The US Department of Commerce has granted Huawei a 90-days temporary general license to continue the business and trading with US companies. Last Friday, Huawei was placed on the ban list by the US Ministry of Commerce. A day later on Sunday, it became evident that Huawei would also have to lose the Android collaboration with Google and hence you won't find any Google apps and back-end services on newer Huawei devices.
Earlier, The US Administration's blacklisting decision not only disrupted Huawei's Android collaboration with Google but also restricted the company from acquiring equipment from US companies such as Qualcomm, Intel, Xilinx and Broadcom, which it have been using in many of its products in the past.

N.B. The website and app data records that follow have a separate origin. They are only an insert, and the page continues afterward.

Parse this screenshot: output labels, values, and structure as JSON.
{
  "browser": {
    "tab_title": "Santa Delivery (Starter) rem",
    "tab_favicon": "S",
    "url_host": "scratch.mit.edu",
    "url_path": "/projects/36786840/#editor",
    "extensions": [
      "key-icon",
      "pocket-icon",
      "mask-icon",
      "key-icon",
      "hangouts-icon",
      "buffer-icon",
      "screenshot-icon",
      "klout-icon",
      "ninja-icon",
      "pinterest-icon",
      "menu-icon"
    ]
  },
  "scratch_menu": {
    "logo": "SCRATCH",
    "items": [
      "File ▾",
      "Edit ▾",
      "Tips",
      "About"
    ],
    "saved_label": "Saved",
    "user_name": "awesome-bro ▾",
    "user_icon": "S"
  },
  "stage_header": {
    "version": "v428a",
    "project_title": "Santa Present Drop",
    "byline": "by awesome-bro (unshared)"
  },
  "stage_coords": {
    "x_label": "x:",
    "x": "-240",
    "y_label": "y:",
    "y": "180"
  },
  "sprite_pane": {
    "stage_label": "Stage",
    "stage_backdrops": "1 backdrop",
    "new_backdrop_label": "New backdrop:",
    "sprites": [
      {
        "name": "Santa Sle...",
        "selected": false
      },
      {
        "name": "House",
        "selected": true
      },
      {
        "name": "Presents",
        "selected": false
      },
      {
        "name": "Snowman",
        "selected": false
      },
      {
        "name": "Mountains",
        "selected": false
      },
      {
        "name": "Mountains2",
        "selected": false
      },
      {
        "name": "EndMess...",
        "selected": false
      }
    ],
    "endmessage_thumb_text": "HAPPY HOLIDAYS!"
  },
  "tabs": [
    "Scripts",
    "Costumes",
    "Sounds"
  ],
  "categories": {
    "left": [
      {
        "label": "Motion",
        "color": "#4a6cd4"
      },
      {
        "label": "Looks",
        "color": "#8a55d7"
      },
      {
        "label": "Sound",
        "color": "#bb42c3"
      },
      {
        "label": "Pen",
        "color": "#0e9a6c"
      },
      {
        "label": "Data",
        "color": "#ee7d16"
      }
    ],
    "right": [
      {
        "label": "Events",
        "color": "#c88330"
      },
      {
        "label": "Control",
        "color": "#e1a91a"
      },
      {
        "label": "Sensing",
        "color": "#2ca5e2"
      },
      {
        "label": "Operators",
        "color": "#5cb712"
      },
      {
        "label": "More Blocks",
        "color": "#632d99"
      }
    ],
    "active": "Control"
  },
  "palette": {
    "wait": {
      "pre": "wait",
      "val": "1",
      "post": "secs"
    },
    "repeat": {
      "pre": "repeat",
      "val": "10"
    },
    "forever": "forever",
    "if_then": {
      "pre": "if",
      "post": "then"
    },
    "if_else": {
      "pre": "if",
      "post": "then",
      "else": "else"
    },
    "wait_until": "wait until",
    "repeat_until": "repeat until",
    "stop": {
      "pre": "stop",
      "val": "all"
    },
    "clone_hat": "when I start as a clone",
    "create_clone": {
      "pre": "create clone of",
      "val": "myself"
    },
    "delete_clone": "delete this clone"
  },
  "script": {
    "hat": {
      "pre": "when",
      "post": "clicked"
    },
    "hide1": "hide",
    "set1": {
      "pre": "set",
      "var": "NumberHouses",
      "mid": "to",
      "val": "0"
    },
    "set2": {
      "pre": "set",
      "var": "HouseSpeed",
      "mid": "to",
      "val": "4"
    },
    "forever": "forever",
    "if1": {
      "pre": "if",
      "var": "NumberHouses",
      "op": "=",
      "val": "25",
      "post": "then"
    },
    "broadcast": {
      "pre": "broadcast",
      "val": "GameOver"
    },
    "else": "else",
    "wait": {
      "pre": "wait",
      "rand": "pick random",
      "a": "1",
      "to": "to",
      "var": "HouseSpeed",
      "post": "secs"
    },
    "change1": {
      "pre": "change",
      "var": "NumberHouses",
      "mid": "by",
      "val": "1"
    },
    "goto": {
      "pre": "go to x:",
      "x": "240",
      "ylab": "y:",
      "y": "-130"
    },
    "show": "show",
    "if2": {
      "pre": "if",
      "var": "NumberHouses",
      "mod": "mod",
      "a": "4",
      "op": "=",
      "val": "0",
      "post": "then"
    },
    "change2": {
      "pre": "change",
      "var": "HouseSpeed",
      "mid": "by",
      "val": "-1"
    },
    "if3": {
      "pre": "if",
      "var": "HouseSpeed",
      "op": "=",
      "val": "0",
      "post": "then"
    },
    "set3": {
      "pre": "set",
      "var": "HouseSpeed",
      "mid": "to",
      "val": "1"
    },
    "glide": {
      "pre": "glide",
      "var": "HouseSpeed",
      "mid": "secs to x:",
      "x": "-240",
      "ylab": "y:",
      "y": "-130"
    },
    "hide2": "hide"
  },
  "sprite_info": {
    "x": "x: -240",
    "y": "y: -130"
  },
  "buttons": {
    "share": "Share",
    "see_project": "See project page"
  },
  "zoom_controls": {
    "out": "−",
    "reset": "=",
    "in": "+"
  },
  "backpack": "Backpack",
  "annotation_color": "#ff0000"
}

Now, according to Reuters, The Ministry of Commerce have temporary allowed Huawei to buy the US made components in order to maintain and support existing networks. This also includes hardware and software upgrades as well as releasing software upgrades and bug fixes to their smartphones. This applies to equipment that has been publicly available before May 16.
Huawei's distant future devices do seem to fall in a red zone when it comes to the OS but the newer devices launching in the near future may already have been certified and would be able to use the Google services. Such devices may also include the Honor 20 & 20 Pro, launching today on 21st of May.
Huawei has previously stated that it has also developed its own operating system as a back-up plan. “We have developed our own operating system. If they happen to be (Android and Windows) no longer available, we turn to Plan B. The operating system is ready, but hopefully, we won't have to turn to it, ”said Huawei Consumer Business Director Richard Yu in an interview in March.
In practice, the 90 days delay means Huawei can continue certifying the software updates to its existing devices until the end of August. At the same time, the grace period may also act as a timeframe to resolve the Huawei case. Let's hope that the concerned Stakeholders can find a quick solution to the dilemma posed by the ongoing trade war between China and the United States so that normal operations can continue.